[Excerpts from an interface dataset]
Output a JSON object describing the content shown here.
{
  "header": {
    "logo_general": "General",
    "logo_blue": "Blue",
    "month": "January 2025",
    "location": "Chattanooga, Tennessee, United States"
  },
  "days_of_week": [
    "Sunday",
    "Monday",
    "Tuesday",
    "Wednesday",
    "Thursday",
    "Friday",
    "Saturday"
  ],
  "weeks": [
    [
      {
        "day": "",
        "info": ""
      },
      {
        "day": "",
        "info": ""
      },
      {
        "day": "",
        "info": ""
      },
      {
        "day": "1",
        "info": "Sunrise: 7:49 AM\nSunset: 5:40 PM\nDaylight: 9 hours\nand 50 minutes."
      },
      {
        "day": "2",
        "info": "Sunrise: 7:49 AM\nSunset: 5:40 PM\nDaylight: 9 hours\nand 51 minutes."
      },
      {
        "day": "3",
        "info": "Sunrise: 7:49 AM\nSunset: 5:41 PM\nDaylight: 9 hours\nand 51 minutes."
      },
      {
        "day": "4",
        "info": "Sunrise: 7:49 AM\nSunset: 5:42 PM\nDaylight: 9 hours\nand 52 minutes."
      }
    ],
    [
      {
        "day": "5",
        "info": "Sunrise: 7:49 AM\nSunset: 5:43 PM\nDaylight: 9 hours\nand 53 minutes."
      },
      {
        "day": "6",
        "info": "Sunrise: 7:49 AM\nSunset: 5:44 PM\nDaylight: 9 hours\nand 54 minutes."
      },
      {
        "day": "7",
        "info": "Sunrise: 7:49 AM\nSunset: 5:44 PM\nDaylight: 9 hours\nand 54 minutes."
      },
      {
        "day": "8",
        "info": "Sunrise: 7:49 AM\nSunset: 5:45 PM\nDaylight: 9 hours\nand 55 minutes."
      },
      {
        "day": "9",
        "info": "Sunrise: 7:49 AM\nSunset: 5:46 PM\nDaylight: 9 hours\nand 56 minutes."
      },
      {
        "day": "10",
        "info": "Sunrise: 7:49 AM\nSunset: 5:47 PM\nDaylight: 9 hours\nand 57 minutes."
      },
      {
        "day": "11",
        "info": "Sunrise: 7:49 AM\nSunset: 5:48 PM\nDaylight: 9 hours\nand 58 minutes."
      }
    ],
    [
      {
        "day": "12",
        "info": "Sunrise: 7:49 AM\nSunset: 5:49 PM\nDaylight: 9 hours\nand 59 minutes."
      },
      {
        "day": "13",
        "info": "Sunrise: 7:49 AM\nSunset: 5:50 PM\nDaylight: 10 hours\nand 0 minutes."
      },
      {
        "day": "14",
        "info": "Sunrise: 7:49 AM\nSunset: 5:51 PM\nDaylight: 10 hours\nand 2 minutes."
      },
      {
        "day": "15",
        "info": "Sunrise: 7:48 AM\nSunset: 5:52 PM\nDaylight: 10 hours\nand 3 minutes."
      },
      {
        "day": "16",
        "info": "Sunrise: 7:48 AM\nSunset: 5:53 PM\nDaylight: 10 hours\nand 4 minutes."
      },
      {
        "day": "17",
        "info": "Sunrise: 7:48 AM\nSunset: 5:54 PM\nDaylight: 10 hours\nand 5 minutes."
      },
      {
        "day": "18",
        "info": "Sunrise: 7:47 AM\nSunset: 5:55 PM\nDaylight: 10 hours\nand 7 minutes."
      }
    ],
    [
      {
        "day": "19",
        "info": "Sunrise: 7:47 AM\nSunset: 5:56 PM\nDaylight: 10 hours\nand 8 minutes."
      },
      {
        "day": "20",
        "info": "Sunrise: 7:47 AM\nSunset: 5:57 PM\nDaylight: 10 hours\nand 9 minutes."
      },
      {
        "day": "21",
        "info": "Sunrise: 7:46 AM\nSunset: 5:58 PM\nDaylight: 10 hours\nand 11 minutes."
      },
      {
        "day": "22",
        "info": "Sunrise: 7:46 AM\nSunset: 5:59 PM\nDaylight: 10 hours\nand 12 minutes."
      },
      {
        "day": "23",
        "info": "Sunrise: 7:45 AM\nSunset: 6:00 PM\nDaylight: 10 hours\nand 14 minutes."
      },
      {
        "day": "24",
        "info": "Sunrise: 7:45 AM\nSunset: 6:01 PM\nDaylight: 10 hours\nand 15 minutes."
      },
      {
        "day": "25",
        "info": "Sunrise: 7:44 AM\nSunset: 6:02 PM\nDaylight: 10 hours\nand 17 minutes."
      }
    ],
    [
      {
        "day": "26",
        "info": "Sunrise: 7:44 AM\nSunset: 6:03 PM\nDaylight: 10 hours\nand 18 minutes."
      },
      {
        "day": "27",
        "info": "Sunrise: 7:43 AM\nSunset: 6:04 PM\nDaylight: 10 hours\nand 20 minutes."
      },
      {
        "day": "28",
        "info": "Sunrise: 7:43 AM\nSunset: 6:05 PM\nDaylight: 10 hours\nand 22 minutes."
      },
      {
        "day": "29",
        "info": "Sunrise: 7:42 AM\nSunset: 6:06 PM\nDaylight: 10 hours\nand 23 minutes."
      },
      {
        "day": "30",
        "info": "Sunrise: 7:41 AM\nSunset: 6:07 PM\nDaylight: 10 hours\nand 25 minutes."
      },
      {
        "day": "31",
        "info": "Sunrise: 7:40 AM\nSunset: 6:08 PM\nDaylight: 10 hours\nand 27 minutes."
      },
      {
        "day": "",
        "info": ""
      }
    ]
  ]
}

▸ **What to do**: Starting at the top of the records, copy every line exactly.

▸ **Written reply**:
Output a JSON object describing the content shown here.
{
  "header": {
    "logo_general": "General",
    "logo_blue": "Blue",
    "month": "January 2025",
    "location": "Chattanooga, Tennessee, United States"
  },
  "days_of_week": [
    "Sunday",
    "Monday",
    "Tuesday",
    "Wednesday",
    "Thursday",
    "Friday",
    "Saturday"
  ],
  "weeks": [
    [
      {
        "day": "",
        "info": ""
      },
      {
        "day": "",
        "info": ""
      },
      {
        "day": "",
        "info": ""
      },
      {
        "day": "1",
        "info": "Sunrise: 7:49 AM\nSunset: 5:40 PM\nDaylight: 9 hours\nand 50 minutes."
      },
      {
        "day": "2",
        "info": "Sunrise: 7:49 AM\nSunset: 5:40 PM\nDaylight: 9 hours\nand 51 minutes."
      },
      {
        "day": "3",
        "info": "Sunrise: 7:49 AM\nSunset: 5:41 PM\nDaylight: 9 hours\nand 51 minutes."
      },
      {
        "day": "4",
        "info": "Sunrise: 7:49 AM\nSunset: 5:42 PM\nDaylight: 9 hours\nand 52 minutes."
      }
    ],
    [
      {
        "day": "5",
        "info": "Sunrise: 7:49 AM\nSunset: 5:43 PM\nDaylight: 9 hours\nand 53 minutes."
      },
      {
        "day": "6",
        "info": "Sunrise: 7:49 AM\nSunset: 5:44 PM\nDaylight: 9 hours\nand 54 minutes."
      },
      {
        "day": "7",
        "info": "Sunrise: 7:49 AM\nSunset: 5:44 PM\nDaylight: 9 hours\nand 54 minutes."
      },
      {
        "day": "8",
        "info": "Sunrise: 7:49 AM\nSunset: 5:45 PM\nDaylight: 9 hours\nand 55 minutes."
      },
      {
        "day": "9",
        "info": "Sunrise: 7:49 AM\nSunset: 5:46 PM\nDaylight: 9 hours\nand 56 minutes."
      },
      {
        "day": "10",
        "info": "Sunrise: 7:49 AM\nSunset: 5:47 PM\nDaylight: 9 hours\nand 57 minutes."
      },
      {
        "day": "11",
        "info": "Sunrise: 7:49 AM\nSunset: 5:48 PM\nDaylight: 9 hours\nand 58 minutes."
      }
    ],
    [
      {
        "day": "12",
        "info": "Sunrise: 7:49 AM\nSunset: 5:49 PM\nDaylight: 9 hours\nand 59 minutes."
      },
      {
        "day": "13",
        "info": "Sunrise: 7:49 AM\nSunset: 5:50 PM\nDaylight: 10 hours\nand 0 minutes."
      },
      {
        "day": "14",
        "info": "Sunrise: 7:49 AM\nSunset: 5:51 PM\nDaylight: 10 hours\nand 2 minutes."
      },
      {
        "day": "15",
        "info": "Sunrise: 7:48 AM\nSunset: 5:52 PM\nDaylight: 10 hours\nand 3 minutes."
      },
      {
        "day": "16",
        "info": "Sunrise: 7:48 AM\nSunset: 5:53 PM\nDaylight: 10 hours\nand 4 minutes."
      },
      {
        "day": "17",
        "info": "Sunrise: 7:48 AM\nSunset: 5:54 PM\nDaylight: 10 hours\nand 5 minutes."
      },
      {
        "day": "18",
        "info": "Sunrise: 7:47 AM\nSunset: 5:55 PM\nDaylight: 10 hours\nand 7 minutes."
      }
    ],
    [
      {
        "day": "19",
        "info": "Sunrise: 7:47 AM\nSunset: 5:56 PM\nDaylight: 10 hours\nand 8 minutes."
      },
      {
        "day": "20",
        "info": "Sunrise: 7:47 AM\nSunset: 5:57 PM\nDaylight: 10 hours\nand 9 minutes."
      },
      {
        "day": "21",
        "info": "Sunrise: 7:46 AM\nSunset: 5:58 PM\nDaylight: 10 hours\nand 11 minutes."
      },
      {
        "day": "22",
        "info": "Sunrise: 7:46 AM\nSunset: 5:59 PM\nDaylight: 10 hours\nand 12 minutes."
      },
      {
        "day": "23",
        "info": "Sunrise: 7:45 AM\nSunset: 6:00 PM\nDaylight: 10 hours\nand 14 minutes."
      },
      {
        "day": "24",
        "info": "Sunrise: 7:45 AM\nSunset: 6:01 PM\nDaylight: 10 hours\nand 15 minutes."
      },
      {
        "day": "25",
        "info": "Sunrise: 7:44 AM\nSunset: 6:02 PM\nDaylight: 10 hours\nand 17 minutes."
      }
    ],
    [
      {
        "day": "26",
        "info": "Sunrise: 7:44 AM\nSunset: 6:03 PM\nDaylight: 10 hours\nand 18 minutes."
      },
      {
        "day": "27",
        "info": "Sunrise: 7:43 AM\nSunset: 6:04 PM\nDaylight: 10 hours\nand 20 minutes."
      },
      {
        "day": "28",
        "info": "Sunrise: 7:43 AM\nSunset: 6:05 PM\nDaylight: 10 hours\nand 22 minutes."
      },
      {
        "day": "29",
        "info": "Sunrise: 7:42 AM\nSunset: 6:06 PM\nDaylight: 10 hours\nand 23 minutes."
      },
      {
        "day": "30",
        "info": "Sunrise: 7:41 AM\nSunset: 6:07 PM\nDaylight: 10 hours\nand 25 minutes."
      },
      {
        "day": "31",
        "info": "Sunrise: 7:40 AM\nSunset: 6:08 PM\nDaylight: 10 hours\nand 27 minutes."
      },
      {
        "day": "",
        "info": ""
      }
    ]
  ]
}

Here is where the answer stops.